If you're spending Valentine's Day alone, here's something comforting: At least you won't catch a case of super gonorrhea. According to a CDC report, cephalsporins – the antibiotics used to treat gonorrhea — are becoming less and less effective. Cephalosporin-resistant gonorrhea is apparently already an issue in Spain, Japan, and France, and, if the current trend continues, could soon become a problem in the U.S.
"The continued threat of multidrug-resistant gonorrhea makes protecting against [gonorrhea] more important than before," said Dr. Lindsey Satterwhite, an epidemiologist in the CDC's Division of STD Prevention.
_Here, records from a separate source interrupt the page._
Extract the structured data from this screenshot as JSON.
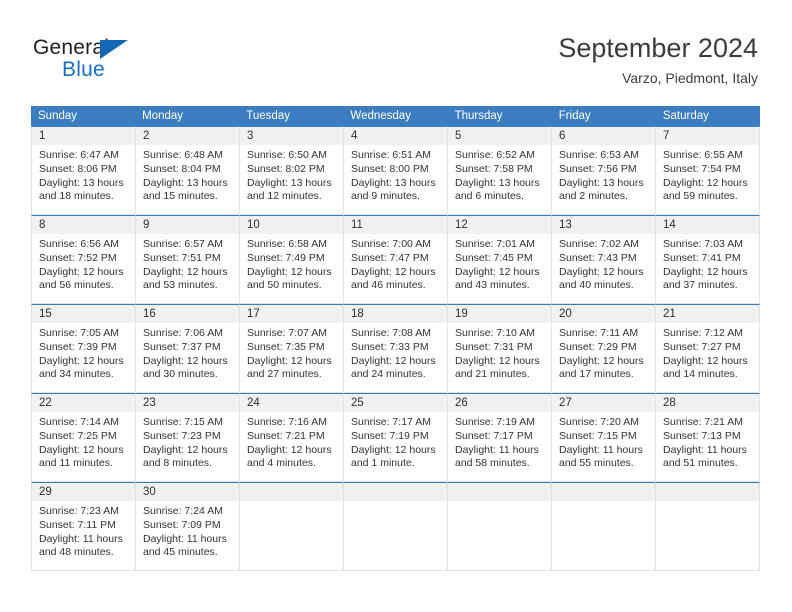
{
  "brand": {
    "name_part1": "General",
    "name_part2": "Blue",
    "triangle_color": "#1565b8"
  },
  "header": {
    "title": "September 2024",
    "location": "Varzo, Piedmont, Italy"
  },
  "colors": {
    "header_blue": "#3b7dc0",
    "daynum_band": "#f1f1f1",
    "border": "#e2e2e2"
  },
  "weekdays": [
    "Sunday",
    "Monday",
    "Tuesday",
    "Wednesday",
    "Thursday",
    "Friday",
    "Saturday"
  ],
  "weeks": [
    [
      {
        "day": "1",
        "sunrise": "Sunrise: 6:47 AM",
        "sunset": "Sunset: 8:06 PM",
        "daylight1": "Daylight: 13 hours",
        "daylight2": "and 18 minutes."
      },
      {
        "day": "2",
        "sunrise": "Sunrise: 6:48 AM",
        "sunset": "Sunset: 8:04 PM",
        "daylight1": "Daylight: 13 hours",
        "daylight2": "and 15 minutes."
      },
      {
        "day": "3",
        "sunrise": "Sunrise: 6:50 AM",
        "sunset": "Sunset: 8:02 PM",
        "daylight1": "Daylight: 13 hours",
        "daylight2": "and 12 minutes."
      },
      {
        "day": "4",
        "sunrise": "Sunrise: 6:51 AM",
        "sunset": "Sunset: 8:00 PM",
        "daylight1": "Daylight: 13 hours",
        "daylight2": "and 9 minutes."
      },
      {
        "day": "5",
        "sunrise": "Sunrise: 6:52 AM",
        "sunset": "Sunset: 7:58 PM",
        "daylight1": "Daylight: 13 hours",
        "daylight2": "and 6 minutes."
      },
      {
        "day": "6",
        "sunrise": "Sunrise: 6:53 AM",
        "sunset": "Sunset: 7:56 PM",
        "daylight1": "Daylight: 13 hours",
        "daylight2": "and 2 minutes."
      },
      {
        "day": "7",
        "sunrise": "Sunrise: 6:55 AM",
        "sunset": "Sunset: 7:54 PM",
        "daylight1": "Daylight: 12 hours",
        "daylight2": "and 59 minutes."
      }
    ],
    [
      {
        "day": "8",
        "sunrise": "Sunrise: 6:56 AM",
        "sunset": "Sunset: 7:52 PM",
        "daylight1": "Daylight: 12 hours",
        "daylight2": "and 56 minutes."
      },
      {
        "day": "9",
        "sunrise": "Sunrise: 6:57 AM",
        "sunset": "Sunset: 7:51 PM",
        "daylight1": "Daylight: 12 hours",
        "daylight2": "and 53 minutes."
      },
      {
        "day": "10",
        "sunrise": "Sunrise: 6:58 AM",
        "sunset": "Sunset: 7:49 PM",
        "daylight1": "Daylight: 12 hours",
        "daylight2": "and 50 minutes."
      },
      {
        "day": "11",
        "sunrise": "Sunrise: 7:00 AM",
        "sunset": "Sunset: 7:47 PM",
        "daylight1": "Daylight: 12 hours",
        "daylight2": "and 46 minutes."
      },
      {
        "day": "12",
        "sunrise": "Sunrise: 7:01 AM",
        "sunset": "Sunset: 7:45 PM",
        "daylight1": "Daylight: 12 hours",
        "daylight2": "and 43 minutes."
      },
      {
        "day": "13",
        "sunrise": "Sunrise: 7:02 AM",
        "sunset": "Sunset: 7:43 PM",
        "daylight1": "Daylight: 12 hours",
        "daylight2": "and 40 minutes."
      },
      {
        "day": "14",
        "sunrise": "Sunrise: 7:03 AM",
        "sunset": "Sunset: 7:41 PM",
        "daylight1": "Daylight: 12 hours",
        "daylight2": "and 37 minutes."
      }
    ],
    [
      {
        "day": "15",
        "sunrise": "Sunrise: 7:05 AM",
        "sunset": "Sunset: 7:39 PM",
        "daylight1": "Daylight: 12 hours",
        "daylight2": "and 34 minutes."
      },
      {
        "day": "16",
        "sunrise": "Sunrise: 7:06 AM",
        "sunset": "Sunset: 7:37 PM",
        "daylight1": "Daylight: 12 hours",
        "daylight2": "and 30 minutes."
      },
      {
        "day": "17",
        "sunrise": "Sunrise: 7:07 AM",
        "sunset": "Sunset: 7:35 PM",
        "daylight1": "Daylight: 12 hours",
        "daylight2": "and 27 minutes."
      },
      {
        "day": "18",
        "sunrise": "Sunrise: 7:08 AM",
        "sunset": "Sunset: 7:33 PM",
        "daylight1": "Daylight: 12 hours",
        "daylight2": "and 24 minutes."
      },
      {
        "day": "19",
        "sunrise": "Sunrise: 7:10 AM",
        "sunset": "Sunset: 7:31 PM",
        "daylight1": "Daylight: 12 hours",
        "daylight2": "and 21 minutes."
      },
      {
        "day": "20",
        "sunrise": "Sunrise: 7:11 AM",
        "sunset": "Sunset: 7:29 PM",
        "daylight1": "Daylight: 12 hours",
        "daylight2": "and 17 minutes."
      },
      {
        "day": "21",
        "sunrise": "Sunrise: 7:12 AM",
        "sunset": "Sunset: 7:27 PM",
        "daylight1": "Daylight: 12 hours",
        "daylight2": "and 14 minutes."
      }
    ],
    [
      {
        "day": "22",
        "sunrise": "Sunrise: 7:14 AM",
        "sunset": "Sunset: 7:25 PM",
        "daylight1": "Daylight: 12 hours",
        "daylight2": "and 11 minutes."
      },
      {
        "day": "23",
        "sunrise": "Sunrise: 7:15 AM",
        "sunset": "Sunset: 7:23 PM",
        "daylight1": "Daylight: 12 hours",
        "daylight2": "and 8 minutes."
      },
      {
        "day": "24",
        "sunrise": "Sunrise: 7:16 AM",
        "sunset": "Sunset: 7:21 PM",
        "daylight1": "Daylight: 12 hours",
        "daylight2": "and 4 minutes."
      },
      {
        "day": "25",
        "sunrise": "Sunrise: 7:17 AM",
        "sunset": "Sunset: 7:19 PM",
        "daylight1": "Daylight: 12 hours",
        "daylight2": "and 1 minute."
      },
      {
        "day": "26",
        "sunrise": "Sunrise: 7:19 AM",
        "sunset": "Sunset: 7:17 PM",
        "daylight1": "Daylight: 11 hours",
        "daylight2": "and 58 minutes."
      },
      {
        "day": "27",
        "sunrise": "Sunrise: 7:20 AM",
        "sunset": "Sunset: 7:15 PM",
        "daylight1": "Daylight: 11 hours",
        "daylight2": "and 55 minutes."
      },
      {
        "day": "28",
        "sunrise": "Sunrise: 7:21 AM",
        "sunset": "Sunset: 7:13 PM",
        "daylight1": "Daylight: 11 hours",
        "daylight2": "and 51 minutes."
      }
    ],
    [
      {
        "day": "29",
        "sunrise": "Sunrise: 7:23 AM",
        "sunset": "Sunset: 7:11 PM",
        "daylight1": "Daylight: 11 hours",
        "daylight2": "and 48 minutes."
      },
      {
        "day": "30",
        "sunrise": "Sunrise: 7:24 AM",
        "sunset": "Sunset: 7:09 PM",
        "daylight1": "Daylight: 11 hours",
        "daylight2": "and 45 minutes."
      },
      {
        "day": "",
        "sunrise": "",
        "sunset": "",
        "daylight1": "",
        "daylight2": ""
      },
      {
        "day": "",
        "sunrise": "",
        "sunset": "",
        "daylight1": "",
        "daylight2": ""
      },
      {
        "day": "",
        "sunrise": "",
        "sunset": "",
        "daylight1": "",
        "daylight2": ""
      },
      {
        "day": "",
        "sunrise": "",
        "sunset": "",
        "daylight1": "",
        "daylight2": ""
      },
      {
        "day": "",
        "sunrise": "",
        "sunset": "",
        "daylight1": "",
        "daylight2": ""
      }
    ]
  ]
}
As things stand now, there are over 300,000 cases of gonorrhea reported each year, and it's the second most common reported STD in the U.S. The problem could grow worse since, according to the report, not enough new drugs are in development to compensate for the older drugs' increasing ineffectiveness.
And if that's not fun worrisome enough, the CDC is also reporting an ongoing epidemic of STDs in this country. There are 110 million total STD diagnoses in the U.S. and roughly 20 million new ones each year, with the most frequent being HPV. Overall the diseases cost $16 billion a year to treat in the U.S.
Young people, ages 15-24, account for half the annual cases of infections, a number experts blame on lack of insurance and access to health care.
"We've seen a disproportionate burden for quite a while," [CDC epidemiologist] Satterwhite said in a telephone interview. "Young women in particular are at greater risk."
As for how to prevent super gonorrhea and STDs in general? You have a few options, according to Dr. Satterwhite, the first study's author: "Wear a condom correctly, think about abstinence, practice monogamy, and get appropriate screening if you're high risk," she said
So basically: wear a condom and get regular tests, if you're not in a serious relationship.